A new survey carried out by food awareness organisation, ProVeg International, has revealed the impact of the ongoing war in Ukraine on the plant-based sector.
Among the outcomes experienced by companies was closer partnerships with other brands in order to outsmart the challenges raised by the war. Closer internal collaboration between finance, production, and logistics departments were also reported as a result of the conflict.
The biggest challenge for companies is the prices of raw ingredients, especially edible oils, and the availability and supply of oils. In particular, sunflower oil was reported as becoming very scarce and alternatives are having to be sourced quickly. (Ukraine is the world’s biggest exporter of sunflower oil.)
“It’s clear for all of us to see that the war is having a devastating effect on the lives of many people in Ukraine,” said Stephanie Jaczniakowska-McGirr, International Head of Food Industry and Retail at ProVeg, said. “The war has also had a major impact on the plant-based sector, which is facing challenges in terms of ingredient supply, although we know that this will affect the food industry as a whole and not just plant-based companies. It is good to see that companies are joining forces to overcome these challenges,” she said.
“These survey results are important to us in order to better inform proposals directed at policymakers, thus ensuring that the plant-based industry receives the support it needs,” she added.
A total of 31 European companies in ProVeg’s network from 14 different countries responded to the survey between 1-20 April. The key findings were:
- 50% of respondents reported working more closely with other brands, customers, and internal staff.
- 61% think that the crisis will accelerate the green energy transition.
- 61% reported higher prices for raw ingredients.
- 61% reported a shortage of raw ingredients.
- 64% reported higher energy and transportation costs.
- 64% reported a lack of availability of transport and truck drivers.
- 59% thought higher ingredient and energy prices would lead to an increase in product prices.
- 69% said that it will remain difficult to recruit skilled workers for the sector.
Survey participants were also asked whether they thought their companies would need government help within the next 3-36 months in order to help them tackle the challenges created by the Russian invasion of Ukraine. A total of 25% of companies said that they would require government support, while 29% said they might require support.
ProVeg is making three recommendations in light of the ongoing war in Ukraine:

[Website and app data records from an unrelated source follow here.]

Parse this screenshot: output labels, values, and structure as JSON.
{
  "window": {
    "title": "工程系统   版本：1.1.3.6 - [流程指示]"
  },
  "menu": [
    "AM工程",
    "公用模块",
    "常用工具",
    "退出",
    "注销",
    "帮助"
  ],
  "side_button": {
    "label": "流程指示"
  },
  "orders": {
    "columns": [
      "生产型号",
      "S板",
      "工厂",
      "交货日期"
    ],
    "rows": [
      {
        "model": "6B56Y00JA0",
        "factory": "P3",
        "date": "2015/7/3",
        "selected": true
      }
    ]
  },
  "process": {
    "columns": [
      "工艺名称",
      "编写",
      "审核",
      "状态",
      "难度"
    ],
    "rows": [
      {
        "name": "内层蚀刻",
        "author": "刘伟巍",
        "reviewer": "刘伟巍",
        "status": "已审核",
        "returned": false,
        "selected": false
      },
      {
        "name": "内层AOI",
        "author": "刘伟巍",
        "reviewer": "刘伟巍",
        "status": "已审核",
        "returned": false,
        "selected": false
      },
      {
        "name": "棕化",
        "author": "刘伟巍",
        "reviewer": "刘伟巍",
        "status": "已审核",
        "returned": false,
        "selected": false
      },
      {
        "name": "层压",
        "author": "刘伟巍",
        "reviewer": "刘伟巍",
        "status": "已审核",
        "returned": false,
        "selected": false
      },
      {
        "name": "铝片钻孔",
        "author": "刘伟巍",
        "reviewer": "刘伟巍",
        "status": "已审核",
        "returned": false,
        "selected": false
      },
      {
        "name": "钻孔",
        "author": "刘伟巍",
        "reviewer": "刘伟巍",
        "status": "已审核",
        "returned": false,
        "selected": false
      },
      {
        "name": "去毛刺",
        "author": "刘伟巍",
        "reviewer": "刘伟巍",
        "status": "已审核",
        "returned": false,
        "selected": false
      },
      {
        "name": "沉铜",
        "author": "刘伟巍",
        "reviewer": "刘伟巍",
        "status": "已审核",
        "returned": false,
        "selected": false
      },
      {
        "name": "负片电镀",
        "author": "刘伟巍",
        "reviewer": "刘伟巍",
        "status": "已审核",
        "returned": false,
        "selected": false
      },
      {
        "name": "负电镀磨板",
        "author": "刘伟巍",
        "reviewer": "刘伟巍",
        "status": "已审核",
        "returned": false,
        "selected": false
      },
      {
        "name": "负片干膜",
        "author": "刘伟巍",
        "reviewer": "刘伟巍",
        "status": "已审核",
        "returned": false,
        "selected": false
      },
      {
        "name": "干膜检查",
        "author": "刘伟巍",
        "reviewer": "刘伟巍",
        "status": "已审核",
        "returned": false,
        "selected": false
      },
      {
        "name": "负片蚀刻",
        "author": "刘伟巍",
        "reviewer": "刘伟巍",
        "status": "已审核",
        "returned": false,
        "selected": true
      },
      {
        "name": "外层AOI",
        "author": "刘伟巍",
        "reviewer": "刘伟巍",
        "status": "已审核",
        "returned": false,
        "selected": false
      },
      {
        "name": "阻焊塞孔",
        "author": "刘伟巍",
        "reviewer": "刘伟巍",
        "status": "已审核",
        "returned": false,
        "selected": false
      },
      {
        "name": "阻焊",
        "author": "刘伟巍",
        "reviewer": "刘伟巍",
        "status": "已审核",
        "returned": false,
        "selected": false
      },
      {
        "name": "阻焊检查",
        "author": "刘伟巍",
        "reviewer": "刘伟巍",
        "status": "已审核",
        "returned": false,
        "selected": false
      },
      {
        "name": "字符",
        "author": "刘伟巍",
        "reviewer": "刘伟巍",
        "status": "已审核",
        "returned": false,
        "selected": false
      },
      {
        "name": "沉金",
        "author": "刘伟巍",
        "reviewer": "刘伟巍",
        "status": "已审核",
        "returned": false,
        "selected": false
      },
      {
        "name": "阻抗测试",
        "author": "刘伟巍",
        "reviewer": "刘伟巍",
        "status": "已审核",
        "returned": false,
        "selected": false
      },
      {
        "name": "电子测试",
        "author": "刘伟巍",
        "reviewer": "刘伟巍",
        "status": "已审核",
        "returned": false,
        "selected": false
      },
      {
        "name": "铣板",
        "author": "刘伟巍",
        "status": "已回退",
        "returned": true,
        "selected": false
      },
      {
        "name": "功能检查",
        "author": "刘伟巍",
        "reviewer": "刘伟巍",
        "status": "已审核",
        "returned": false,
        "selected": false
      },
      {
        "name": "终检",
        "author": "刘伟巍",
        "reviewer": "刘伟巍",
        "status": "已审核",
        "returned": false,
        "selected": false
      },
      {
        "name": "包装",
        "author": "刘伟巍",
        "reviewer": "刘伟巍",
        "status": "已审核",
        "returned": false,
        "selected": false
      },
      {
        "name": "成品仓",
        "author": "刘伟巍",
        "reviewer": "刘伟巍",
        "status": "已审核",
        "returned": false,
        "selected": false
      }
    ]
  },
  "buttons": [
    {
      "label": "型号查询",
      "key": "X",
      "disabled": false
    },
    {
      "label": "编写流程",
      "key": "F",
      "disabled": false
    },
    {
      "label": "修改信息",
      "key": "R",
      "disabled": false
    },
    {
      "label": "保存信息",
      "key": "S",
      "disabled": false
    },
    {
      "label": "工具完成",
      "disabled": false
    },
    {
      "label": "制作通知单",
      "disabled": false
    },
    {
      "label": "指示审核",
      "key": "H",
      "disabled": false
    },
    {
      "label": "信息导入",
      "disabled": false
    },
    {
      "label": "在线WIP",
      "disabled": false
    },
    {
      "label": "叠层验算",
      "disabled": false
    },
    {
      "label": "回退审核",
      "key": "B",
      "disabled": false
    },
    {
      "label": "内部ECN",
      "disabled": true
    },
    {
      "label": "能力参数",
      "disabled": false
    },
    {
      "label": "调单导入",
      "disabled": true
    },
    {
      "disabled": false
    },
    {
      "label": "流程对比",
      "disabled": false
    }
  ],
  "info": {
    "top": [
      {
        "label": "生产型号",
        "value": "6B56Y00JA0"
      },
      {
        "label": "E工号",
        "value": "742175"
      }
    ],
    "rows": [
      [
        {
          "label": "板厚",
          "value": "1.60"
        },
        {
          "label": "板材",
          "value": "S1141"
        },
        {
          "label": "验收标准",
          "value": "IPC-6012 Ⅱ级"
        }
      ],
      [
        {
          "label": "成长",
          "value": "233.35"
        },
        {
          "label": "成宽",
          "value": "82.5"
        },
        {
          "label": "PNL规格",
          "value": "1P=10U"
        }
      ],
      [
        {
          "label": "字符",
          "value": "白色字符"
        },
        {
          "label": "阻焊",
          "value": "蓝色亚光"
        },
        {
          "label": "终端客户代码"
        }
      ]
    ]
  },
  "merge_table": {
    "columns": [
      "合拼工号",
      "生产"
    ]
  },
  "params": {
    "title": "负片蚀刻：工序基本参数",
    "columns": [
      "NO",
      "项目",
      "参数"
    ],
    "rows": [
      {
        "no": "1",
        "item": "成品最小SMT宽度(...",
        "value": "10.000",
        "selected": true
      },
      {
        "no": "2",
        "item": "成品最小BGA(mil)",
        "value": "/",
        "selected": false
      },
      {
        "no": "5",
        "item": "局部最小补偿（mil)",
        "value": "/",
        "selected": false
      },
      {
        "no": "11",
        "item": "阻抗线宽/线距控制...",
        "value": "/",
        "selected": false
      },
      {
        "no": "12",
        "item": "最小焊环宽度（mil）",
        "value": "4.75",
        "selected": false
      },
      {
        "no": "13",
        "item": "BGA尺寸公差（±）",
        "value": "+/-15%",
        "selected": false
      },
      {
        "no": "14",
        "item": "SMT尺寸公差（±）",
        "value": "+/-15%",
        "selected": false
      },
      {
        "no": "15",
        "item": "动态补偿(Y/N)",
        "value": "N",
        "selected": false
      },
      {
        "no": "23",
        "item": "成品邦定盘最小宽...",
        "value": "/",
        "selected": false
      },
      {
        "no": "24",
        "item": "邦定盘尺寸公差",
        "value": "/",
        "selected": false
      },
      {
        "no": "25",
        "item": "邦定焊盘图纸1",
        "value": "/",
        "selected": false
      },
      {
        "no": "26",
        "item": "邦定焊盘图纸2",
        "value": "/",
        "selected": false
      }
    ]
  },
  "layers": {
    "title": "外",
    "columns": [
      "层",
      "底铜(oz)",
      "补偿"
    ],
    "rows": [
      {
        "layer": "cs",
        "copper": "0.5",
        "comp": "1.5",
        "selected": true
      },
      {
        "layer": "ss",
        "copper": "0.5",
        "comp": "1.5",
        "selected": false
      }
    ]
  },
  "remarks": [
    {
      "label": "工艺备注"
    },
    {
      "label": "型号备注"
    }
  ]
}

- The EU continues to implement the Farm to Fork strategy to support sustainable food production in these challenging times;
- VAT discrimination across Europe towards plant-based alternatives to dairy products should end; and
- Government support for plant-based companies should be provided where needed.
Farm to Fork strategy
ProVeg International is closely monitoring the effects of the war on the plant-based sector, which it views as forming the backbone of the European food system of the future.
Crucially, the NGO wants to ensure that the war does not lead to the watering down of the EU’s pioneering Farm to Fork strategy, which offers a viable pathway to creating a sustainable food system and protecting biodiversity.
However, the European Commission has come under pressure to postpone implementation of the strategy and make more land available for farming in order to boost food production.
ProVeg believes that this is short-sighted. “In light of the impact of the war on the plant-based sector, we believe it is the right time to implement the EU’s Farm to Fork strategy to accelerate the transition towards a more plant-based diet,” Jaczniakowska-McGirr said.
“Enhancing and supporting the plant-based sector also holds the key to improved long-term food security, since it means that the grain that currently goes into animal feed will go directly towards human consumption instead,” she added.
Currently, the consumption of plant-based dairy alternatives is hampered not only by the restrictive regulatory framework around labelling practices but also by national fiscal regulations in many member states.
National governments can decide on the level of the standard VAT rate and apply up to two reduced VAT rates. Dairy products often fall under the reduced VAT rate, and therefore receive an indirect subsidy, meaning that the tax authorities are waiving a proportion of taxes. In some EU countries, this results in fiscally favouring dairy products from animals over their plant-based alternatives. It would only be fair to end the VAT discrimination on plant-based products.
Government support for the plant-based sector
Almost 50% of the companies surveyed by ProVeg indicated that they would be, or might be, interested in government aid.
We thus suggest that national governments take this into consideration and provide support to the plant-based sector, where needed.
Notes to Editors
For media inquiries about the survey, please contact:
Stephanie Jaczniakowska-McGirr at [email protected]
For general press inquiries, please contact:
Peter Rixon at [email protected]
About ProVeg International
ProVeg is an international food awareness organisation working to transform the global food system by replacing conventional animal-based products with plant-based and cultured alternatives.
ProVeg works with international decision-making bodies, governments, food producers, investors, the media, and the general public to help the world transition to a society and economy that are less dependent on animal agriculture and more sustainable for humans, animals, and our planet.
ProVeg has permanent-observer status with the UNFCCC, is accredited for UNEA, and has received the United Nations’ Momentum for Change Award.